--- EXERCISE PROMPT ---
When you reach a picture, pass over it; otherwise repeat the listing word for word.

^^^^^^^^^^^^^^^^

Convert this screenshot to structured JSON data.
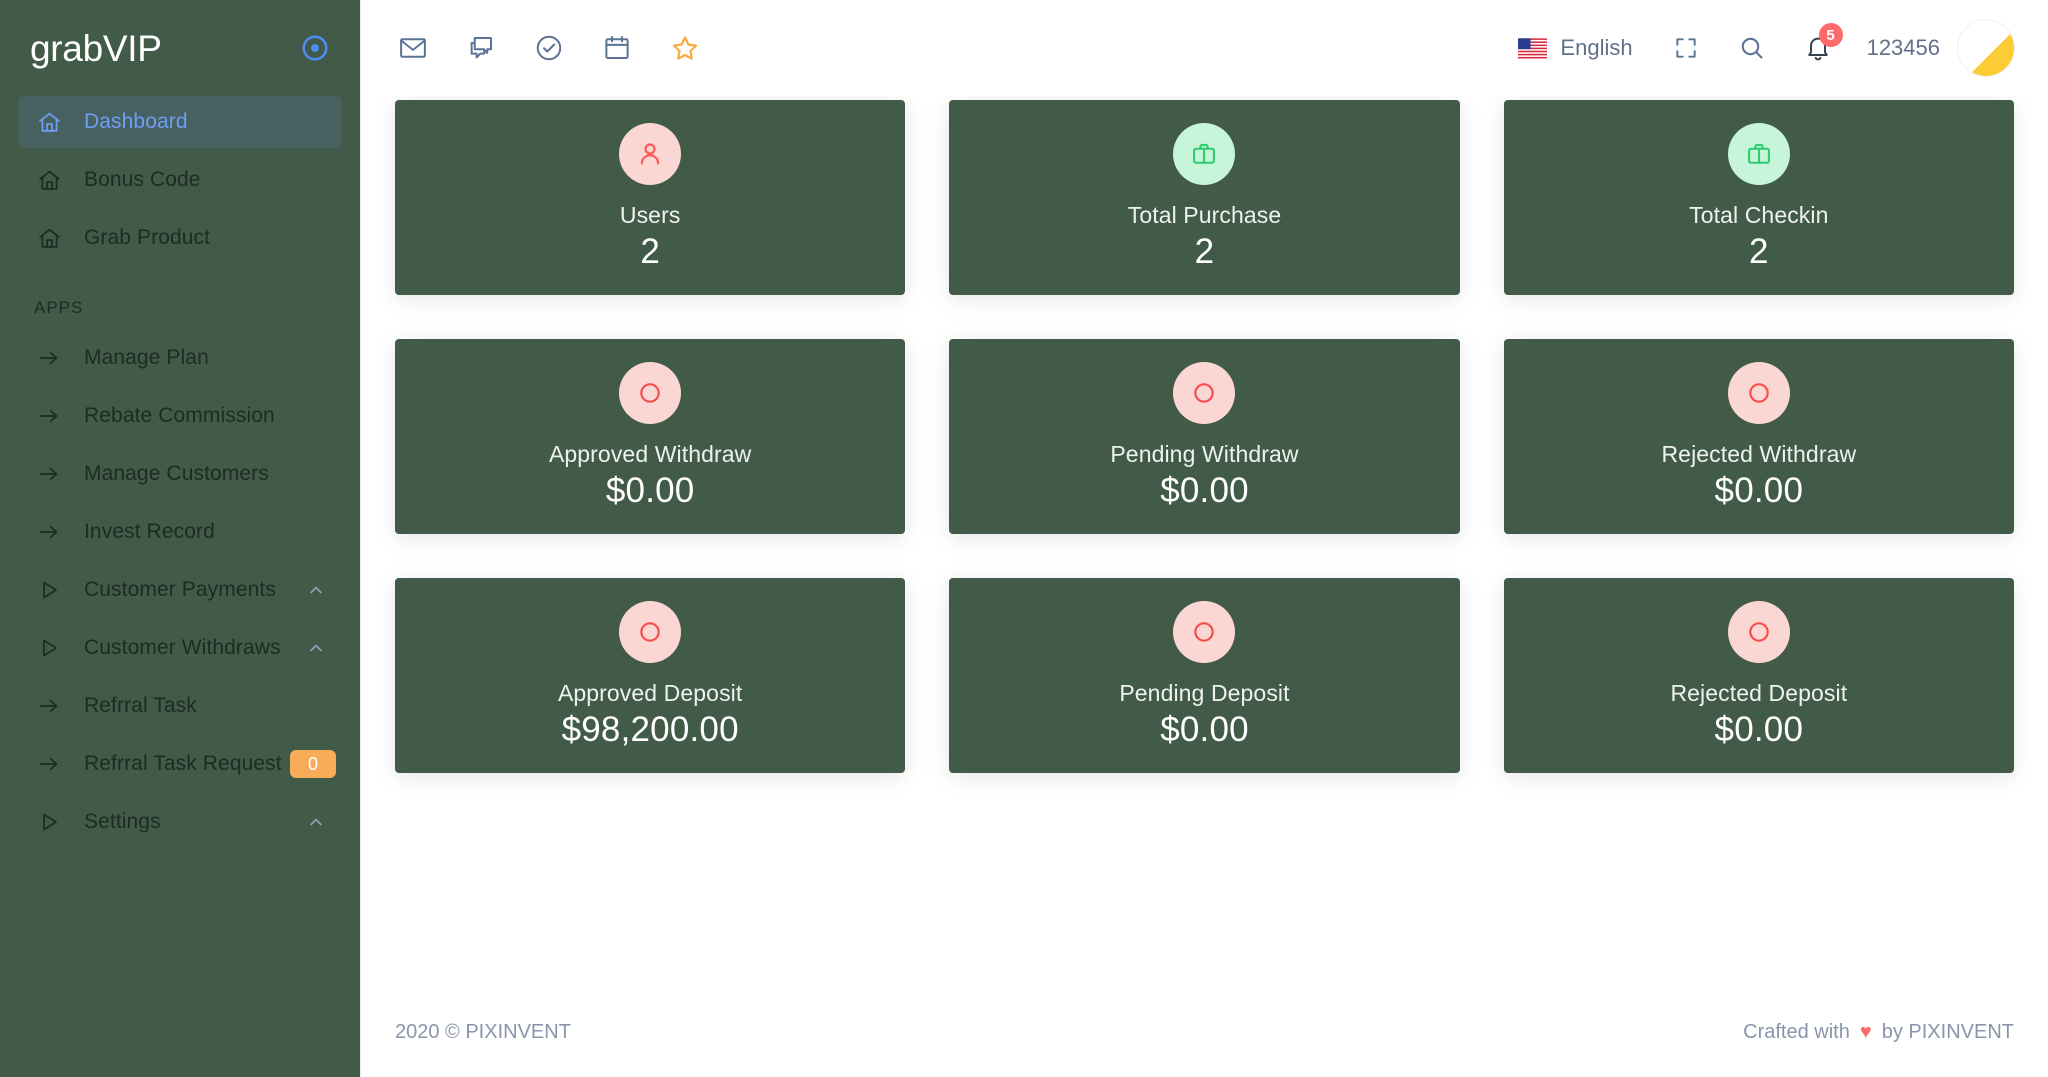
{
  "sidebar": {
    "brand": "grabVIP",
    "brand_icon": "target-circle-icon",
    "items": [
      {
        "label": "Dashboard",
        "icon": "home-icon",
        "active": true
      },
      {
        "label": "Bonus Code",
        "icon": "home-icon",
        "active": false
      },
      {
        "label": "Grab Product",
        "icon": "home-icon",
        "active": false
      }
    ],
    "section_title": "APPS",
    "app_items": [
      {
        "label": "Manage Plan",
        "icon": "arrow-right-icon",
        "chevron": false,
        "badge": null
      },
      {
        "label": "Rebate Commission",
        "icon": "arrow-right-icon",
        "chevron": false,
        "badge": null
      },
      {
        "label": "Manage Customers",
        "icon": "arrow-right-icon",
        "chevron": false,
        "badge": null
      },
      {
        "label": "Invest Record",
        "icon": "arrow-right-icon",
        "chevron": false,
        "badge": null
      },
      {
        "label": "Customer Payments",
        "icon": "play-triangle-icon",
        "chevron": true,
        "badge": null
      },
      {
        "label": "Customer Withdraws",
        "icon": "play-triangle-icon",
        "chevron": true,
        "badge": null
      },
      {
        "label": "Refrral Task",
        "icon": "arrow-right-icon",
        "chevron": false,
        "badge": null
      },
      {
        "label": "Refrral Task Request",
        "icon": "arrow-right-icon",
        "chevron": false,
        "badge": "0"
      },
      {
        "label": "Settings",
        "icon": "play-triangle-icon",
        "chevron": true,
        "badge": null
      }
    ]
  },
  "topbar": {
    "left_icons": [
      {
        "name": "mail-icon"
      },
      {
        "name": "chat-icon"
      },
      {
        "name": "check-circle-icon"
      },
      {
        "name": "calendar-icon"
      },
      {
        "name": "star-icon"
      }
    ],
    "language": "English",
    "flag_icon": "us-flag-icon",
    "fullscreen_icon": "fullscreen-icon",
    "search_icon": "search-icon",
    "bell_icon": "bell-icon",
    "notification_count": "5",
    "username": "123456",
    "avatar_icon": "check-avatar-icon"
  },
  "cards": [
    {
      "title": "Users",
      "value": "2",
      "icon": "user-icon",
      "icon_color": "#ff5b5b",
      "circle_color": "#fbd7d4"
    },
    {
      "title": "Total Purchase",
      "value": "2",
      "icon": "briefcase-icon",
      "icon_color": "#2ecc71",
      "circle_color": "#c7f5d9"
    },
    {
      "title": "Total Checkin",
      "value": "2",
      "icon": "briefcase-icon",
      "icon_color": "#2ecc71",
      "circle_color": "#c7f5d9"
    },
    {
      "title": "Approved Withdraw",
      "value": "$0.00",
      "icon": "circle-outline-icon",
      "icon_color": "#fa4b4b",
      "circle_color": "#fbd7d4"
    },
    {
      "title": "Pending Withdraw",
      "value": "$0.00",
      "icon": "circle-outline-icon",
      "icon_color": "#fa4b4b",
      "circle_color": "#fbd7d4"
    },
    {
      "title": "Rejected Withdraw",
      "value": "$0.00",
      "icon": "circle-outline-icon",
      "icon_color": "#fa4b4b",
      "circle_color": "#fbd7d4"
    },
    {
      "title": "Approved Deposit",
      "value": "$98,200.00",
      "icon": "circle-outline-icon",
      "icon_color": "#fa4b4b",
      "circle_color": "#fbd7d4"
    },
    {
      "title": "Pending Deposit",
      "value": "$0.00",
      "icon": "circle-outline-icon",
      "icon_color": "#fa4b4b",
      "circle_color": "#fbd7d4"
    },
    {
      "title": "Rejected Deposit",
      "value": "$0.00",
      "icon": "circle-outline-icon",
      "icon_color": "#fa4b4b",
      "circle_color": "#fbd7d4"
    }
  ],
  "footer": {
    "left": "2020 © PIXINVENT",
    "right_prefix": "Crafted with",
    "heart": "♥",
    "right_suffix": "by PIXINVENT"
  },
  "colors": {
    "sidebar_bg": "#425b49",
    "card_bg": "#425b49",
    "active_item_bg": "#466160",
    "active_item_text": "#6f9ef5",
    "badge_orange": "#f8ac59",
    "badge_red": "#ff6b6b",
    "accent_yellow": "#fbcc34",
    "topbar_icon": "#5b7394",
    "star_orange": "#f9ab44",
    "footer_text": "#8a95ab"
  }
}
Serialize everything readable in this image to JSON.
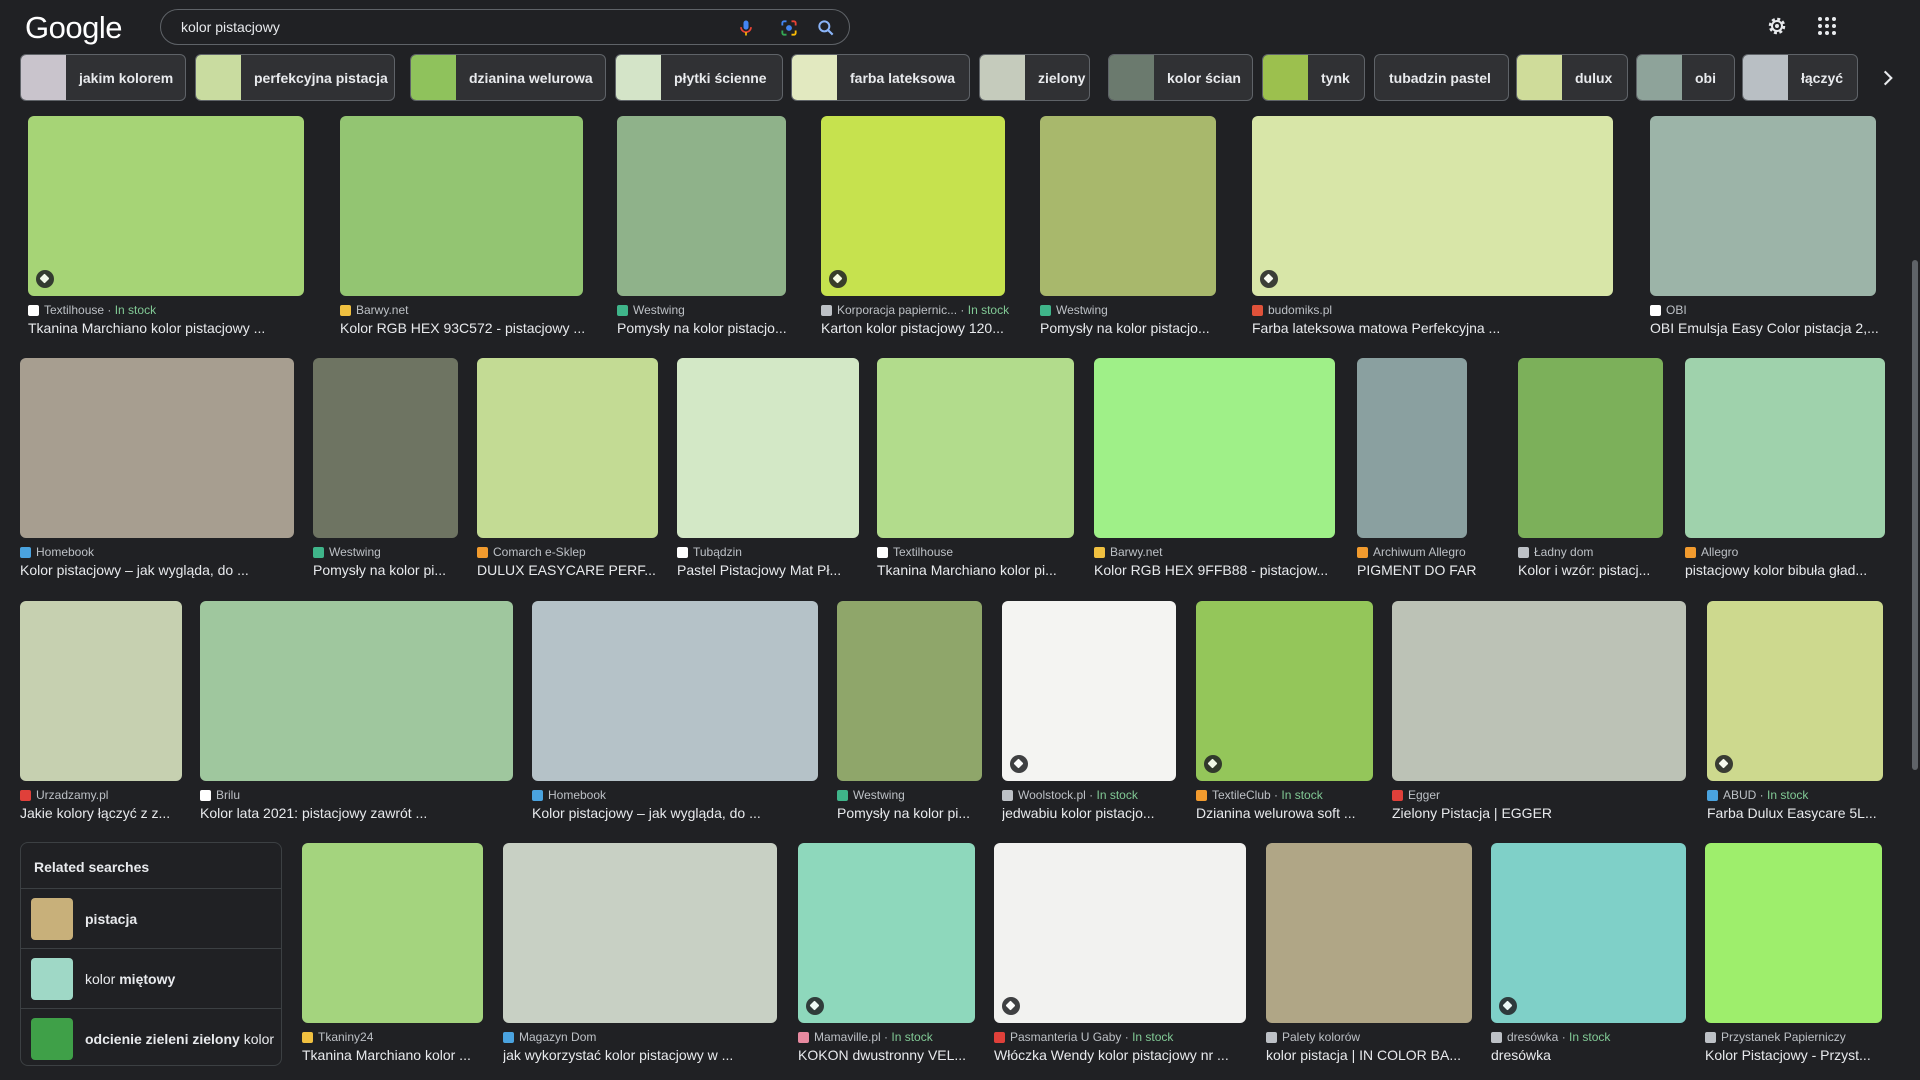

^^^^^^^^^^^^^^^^

--- TASK RESULT ---
Convert this screenshot to structured JSON data.
{
  "sidebar": {
    "brand": "grabVIP",
    "brand_icon": "target-circle-icon",
    "items": [
      {
        "label": "Dashboard",
        "icon": "home-icon",
        "active": true
      },
      {
        "label": "Bonus Code",
        "icon": "home-icon",
        "active": false
      },
      {
        "label": "Grab Product",
        "icon": "home-icon",
        "active": false
      }
    ],
    "section_title": "APPS",
    "app_items": [
      {
        "label": "Manage Plan",
        "icon": "arrow-right-icon",
        "chevron": false,
        "badge": null
      },
      {
        "label": "Rebate Commission",
        "icon": "arrow-right-icon",
        "chevron": false,
        "badge": null
      },
      {
        "label": "Manage Customers",
        "icon": "arrow-right-icon",
        "chevron": false,
        "badge": null
      },
      {
        "label": "Invest Record",
        "icon": "arrow-right-icon",
        "chevron": false,
        "badge": null
      },
      {
        "label": "Customer Payments",
        "icon": "play-triangle-icon",
        "chevron": true,
        "badge": null
      },
      {
        "label": "Customer Withdraws",
        "icon": "play-triangle-icon",
        "chevron": true,
        "badge": null
      },
      {
        "label": "Refrral Task",
        "icon": "arrow-right-icon",
        "chevron": false,
        "badge": null
      },
      {
        "label": "Refrral Task Request",
        "icon": "arrow-right-icon",
        "chevron": false,
        "badge": "0"
      },
      {
        "label": "Settings",
        "icon": "play-triangle-icon",
        "chevron": true,
        "badge": null
      }
    ]
  },
  "topbar": {
    "left_icons": [
      {
        "name": "mail-icon"
      },
      {
        "name": "chat-icon"
      },
      {
        "name": "check-circle-icon"
      },
      {
        "name": "calendar-icon"
      },
      {
        "name": "star-icon"
      }
    ],
    "language": "English",
    "flag_icon": "us-flag-icon",
    "fullscreen_icon": "fullscreen-icon",
    "search_icon": "search-icon",
    "bell_icon": "bell-icon",
    "notification_count": "5",
    "username": "123456",
    "avatar_icon": "check-avatar-icon"
  },
  "cards": [
    {
      "title": "Users",
      "value": "2",
      "icon": "user-icon",
      "icon_color": "#ff5b5b",
      "circle_color": "#fbd7d4"
    },
    {
      "title": "Total Purchase",
      "value": "2",
      "icon": "briefcase-icon",
      "icon_color": "#2ecc71",
      "circle_color": "#c7f5d9"
    },
    {
      "title": "Total Checkin",
      "value": "2",
      "icon": "briefcase-icon",
      "icon_color": "#2ecc71",
      "circle_color": "#c7f5d9"
    },
    {
      "title": "Approved Withdraw",
      "value": "$0.00",
      "icon": "circle-outline-icon",
      "icon_color": "#fa4b4b",
      "circle_color": "#fbd7d4"
    },
    {
      "title": "Pending Withdraw",
      "value": "$0.00",
      "icon": "circle-outline-icon",
      "icon_color": "#fa4b4b",
      "circle_color": "#fbd7d4"
    },
    {
      "title": "Rejected Withdraw",
      "value": "$0.00",
      "icon": "circle-outline-icon",
      "icon_color": "#fa4b4b",
      "circle_color": "#fbd7d4"
    },
    {
      "title": "Approved Deposit",
      "value": "$98,200.00",
      "icon": "circle-outline-icon",
      "icon_color": "#fa4b4b",
      "circle_color": "#fbd7d4"
    },
    {
      "title": "Pending Deposit",
      "value": "$0.00",
      "icon": "circle-outline-icon",
      "icon_color": "#fa4b4b",
      "circle_color": "#fbd7d4"
    },
    {
      "title": "Rejected Deposit",
      "value": "$0.00",
      "icon": "circle-outline-icon",
      "icon_color": "#fa4b4b",
      "circle_color": "#fbd7d4"
    }
  ],
  "footer": {
    "left": "2020 © PIXINVENT",
    "right_prefix": "Crafted with",
    "heart": "♥",
    "right_suffix": "by PIXINVENT"
  },
  "colors": {
    "sidebar_bg": "#425b49",
    "card_bg": "#425b49",
    "active_item_bg": "#466160",
    "active_item_text": "#6f9ef5",
    "badge_orange": "#f8ac59",
    "badge_red": "#ff6b6b",
    "accent_yellow": "#fbcc34",
    "topbar_icon": "#5b7394",
    "star_orange": "#f9ab44",
    "footer_text": "#8a95ab"
  }
}
Serialize everything readable in this image to JSON.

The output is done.